Our strategy is to facilitate and implement space-themed art & healing programs. We have awarding scholarships & grants to art students & artists who want to develop their own space-themed 'art & healing' ideas.
We started working on our first art spacesuit with children in one pediatric cancer center in Houston – since then we’ve worked on art spacesuits and electronic and interactive art pieces with children in hospitals, refugee centers, orphanages, and schools in every country on the planet. We are thankful for the continued generosity of our partners with ILC Dover Astrospace, ABlok Interactive Experiences, Club for the Future, and UNITY Movement Foundation --- all working together to bring these projects to life.
What legacy can our generation leave for the next?
"Back to Earth" is meant as a call to action; as a way to look at a beautiful “off the Earth” example of how we can live like crewmates, not passengers, here on Spaceship Earth. I think our legacy can be to choose to live like crew. By living like crewmates, we have the power to create a future for all life on Earth that’s as beautiful as it looks from space.
Dr. Sian Proctor is the mission pilot for the Inspiration4 all-civilian orbital mission to space. We wanted to know more about it and how Dr Proctor reflects on the progress in space exploration over the past decades.
Dr. Proctor Space exploration has been slowly progressing but now we are entering into a new space era that will enable a more just, equitable, diverse, and inclusive group of individuals to participate. It’s important to celebrate the beginning but exciting to look toward the future of where we are going.
The purpose of the Inspiration4 mission was to bring the first all-civilian crew to orbit and, in the process, raise 200 million for St. Jude Children’s Research Hospital.
How can more people learn about space?
More people can learn about space by watching the Netflix documentaries Countdown and Return to Space. They do a great job of capturing the excitement and future of human spaceflight.
Your motto is Space2inspire. Can you elaborate please?
Space2inspire is all about getting individuals to recognize their unique, one of a kind space. The space they enhabit and how they can use their unique space to inspire those within their reach and beyond. So it is about self-empowerment.
You believe that we need to actively strive for a J.E.D.I. space: that is a just, equitable, and inclusive space?
If space is truly for everyone then we need to begin to make decisions that reflect this. We need to make sure that access to space opens up to people from all different locations, backgrounds, gender, and race. We need to actively pursue this endeavor now because the foundation of humanity in space is being designed right now as we push to the Moon, Mars, and beyond.
How do you set aside time to create space art?
I am an afrofuturism artist so I like to create art through the lens of women of color in space.

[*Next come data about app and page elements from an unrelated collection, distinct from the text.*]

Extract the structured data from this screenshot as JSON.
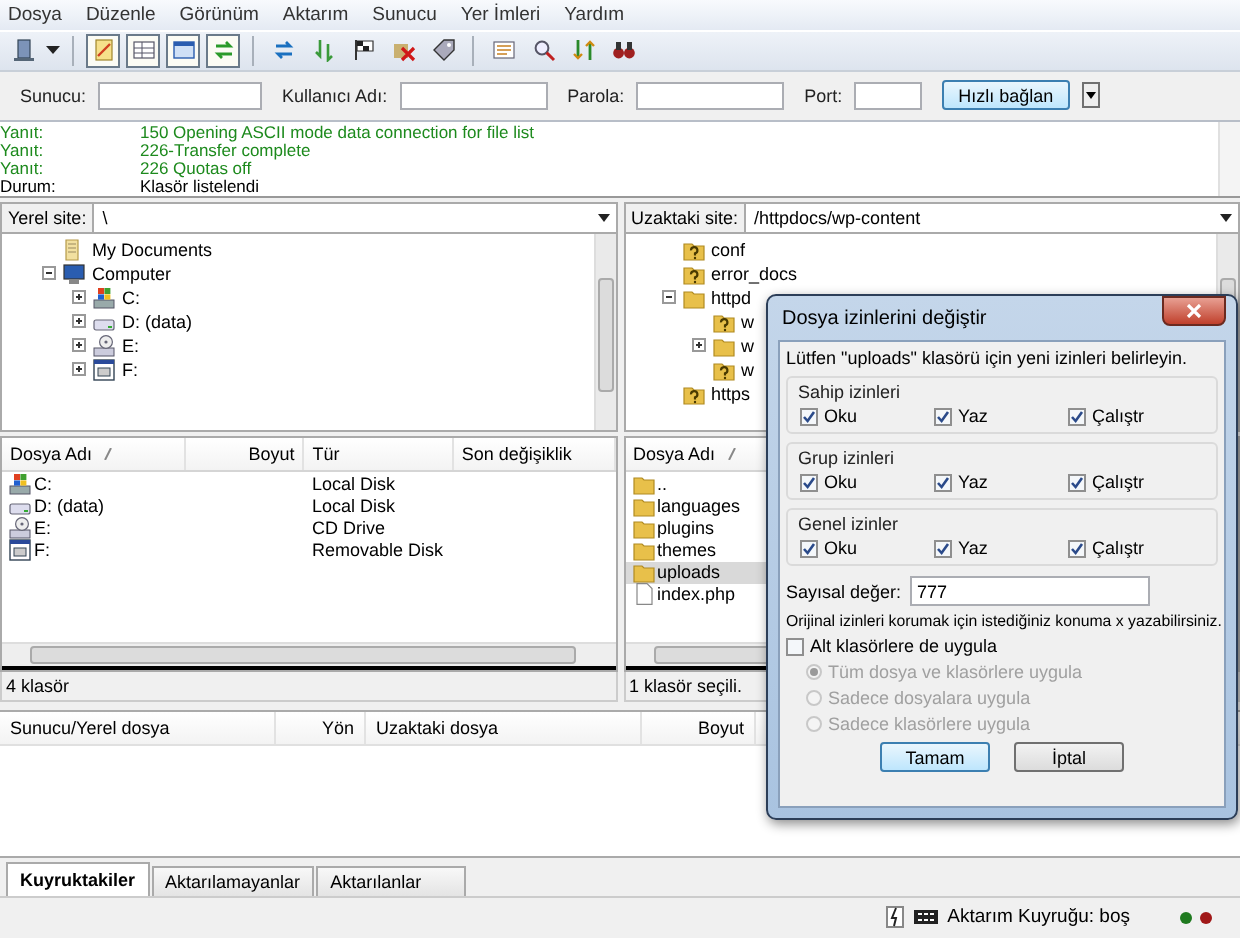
{
  "menu": [
    "Dosya",
    "Düzenle",
    "Görünüm",
    "Aktarım",
    "Sunucu",
    "Yer İmleri",
    "Yardım"
  ],
  "quickconnect": {
    "fields": [
      {
        "label": "Sunucu:"
      },
      {
        "label": "Kullanıcı Adı:"
      },
      {
        "label": "Parola:"
      },
      {
        "label": "Port:"
      }
    ],
    "button": "Hızlı bağlan"
  },
  "log": [
    {
      "kind": "response",
      "label": "Yanıt:",
      "text": "150 Opening ASCII mode data connection for file list"
    },
    {
      "kind": "response",
      "label": "Yanıt:",
      "text": "226-Transfer complete"
    },
    {
      "kind": "response",
      "label": "Yanıt:",
      "text": "226 Quotas off"
    },
    {
      "kind": "status",
      "label": "Durum:",
      "text": "Klasör listelendi"
    }
  ],
  "local": {
    "site_label": "Yerel site:",
    "path": "\\",
    "tree": [
      {
        "label": "My Documents",
        "kind": "documents"
      },
      {
        "label": "Computer",
        "kind": "computer",
        "expanded": true,
        "children": [
          {
            "label": "C:",
            "kind": "windows-drive",
            "expanded": false
          },
          {
            "label": "D: (data)",
            "kind": "drive",
            "expanded": false
          },
          {
            "label": "E:",
            "kind": "cd",
            "expanded": false
          },
          {
            "label": "F:",
            "kind": "removable",
            "expanded": false
          }
        ]
      }
    ],
    "columns": [
      "Dosya Adı",
      "Boyut",
      "Tür",
      "Son değişiklik"
    ],
    "rows": [
      {
        "name": "C:",
        "kind": "windows-drive",
        "type": "Local Disk",
        "selected": false
      },
      {
        "name": "D: (data)",
        "kind": "drive",
        "type": "Local Disk",
        "selected": false
      },
      {
        "name": "E:",
        "kind": "cd",
        "type": "CD Drive",
        "selected": false
      },
      {
        "name": "F:",
        "kind": "removable",
        "type": "Removable Disk",
        "selected": false
      }
    ],
    "status": "4 klasör"
  },
  "remote": {
    "site_label": "Uzaktaki site:",
    "path": "/httpdocs/wp-content",
    "tree": [
      {
        "label": "conf",
        "kind": "unknown"
      },
      {
        "label": "error_docs",
        "kind": "unknown"
      },
      {
        "label": "httpd",
        "kind": "folder",
        "expanded": true,
        "children": [
          {
            "label": "w",
            "kind": "unknown"
          },
          {
            "label": "w",
            "kind": "folder",
            "expanded": false
          },
          {
            "label": "w",
            "kind": "unknown"
          }
        ]
      },
      {
        "label": "https",
        "kind": "unknown"
      }
    ],
    "columns": [
      "Dosya Adı"
    ],
    "rows": [
      {
        "name": "..",
        "kind": "folder",
        "selected": false
      },
      {
        "name": "languages",
        "kind": "folder",
        "selected": false
      },
      {
        "name": "plugins",
        "kind": "folder",
        "selected": false
      },
      {
        "name": "themes",
        "kind": "folder",
        "selected": false
      },
      {
        "name": "uploads",
        "kind": "folder",
        "selected": true
      },
      {
        "name": "index.php",
        "kind": "file",
        "selected": false
      }
    ],
    "status": "1 klasör seçili."
  },
  "queue": {
    "columns": [
      "Sunucu/Yerel dosya",
      "Yön",
      "Uzaktaki dosya",
      "Boyut"
    ]
  },
  "tabs": [
    {
      "label": "Kuyruktakiler",
      "selected": true
    },
    {
      "label": "Aktarılamayanlar",
      "selected": false
    },
    {
      "label": "Aktarılanlar",
      "selected": false
    }
  ],
  "status_bar": {
    "text": "Aktarım Kuyruğu: boş",
    "lights": [
      {
        "color": "#1f7a1f"
      },
      {
        "color": "#a01818"
      }
    ]
  },
  "dialog": {
    "title": "Dosya izinlerini değiştir",
    "intro": "Lütfen \"uploads\" klasörü için yeni izinleri belirleyin.",
    "groups": [
      {
        "title": "Sahip izinleri",
        "perms": [
          {
            "label": "Oku",
            "checked": true
          },
          {
            "label": "Yaz",
            "checked": true
          },
          {
            "label": "Çalıştr",
            "checked": true
          }
        ]
      },
      {
        "title": "Grup izinleri",
        "perms": [
          {
            "label": "Oku",
            "checked": true
          },
          {
            "label": "Yaz",
            "checked": true
          },
          {
            "label": "Çalıştr",
            "checked": true
          }
        ]
      },
      {
        "title": "Genel izinler",
        "perms": [
          {
            "label": "Oku",
            "checked": true
          },
          {
            "label": "Yaz",
            "checked": true
          },
          {
            "label": "Çalıştr",
            "checked": true
          }
        ]
      }
    ],
    "numeric_label": "Sayısal değer:",
    "numeric_value": "777",
    "hint": "Orijinal izinleri korumak için istediğiniz konuma x yazabilirsiniz.",
    "recurse": {
      "label": "Alt klasörlere de uygula",
      "checked": false
    },
    "options": [
      {
        "label": "Tüm dosya ve klasörlere uygula",
        "selected": true,
        "disabled": true
      },
      {
        "label": "Sadece dosyalara uygula",
        "selected": false,
        "disabled": true
      },
      {
        "label": "Sadece klasörlere uygula",
        "selected": false,
        "disabled": true
      }
    ],
    "buttons": [
      {
        "label": "Tamam",
        "default": true
      },
      {
        "label": "İptal",
        "default": false
      }
    ]
  }
}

I combine my art with poetry so that people can both be inspired by the art but also gain deeper meaning with the words.
What physical/mental resources does it require?
I think the key is that we go into our spaceflight missions with an understanding of the greater good that can come from them and that our primary role is to be a good crewmate. Both physically and mentally you have to stay in good shape to be able to handle the rigors of training and the actual spaceflight (we’re motivated to do so because we want to fly in space – not only for the ‘adventure’ of it, but to be a part of the important work that’s going on there).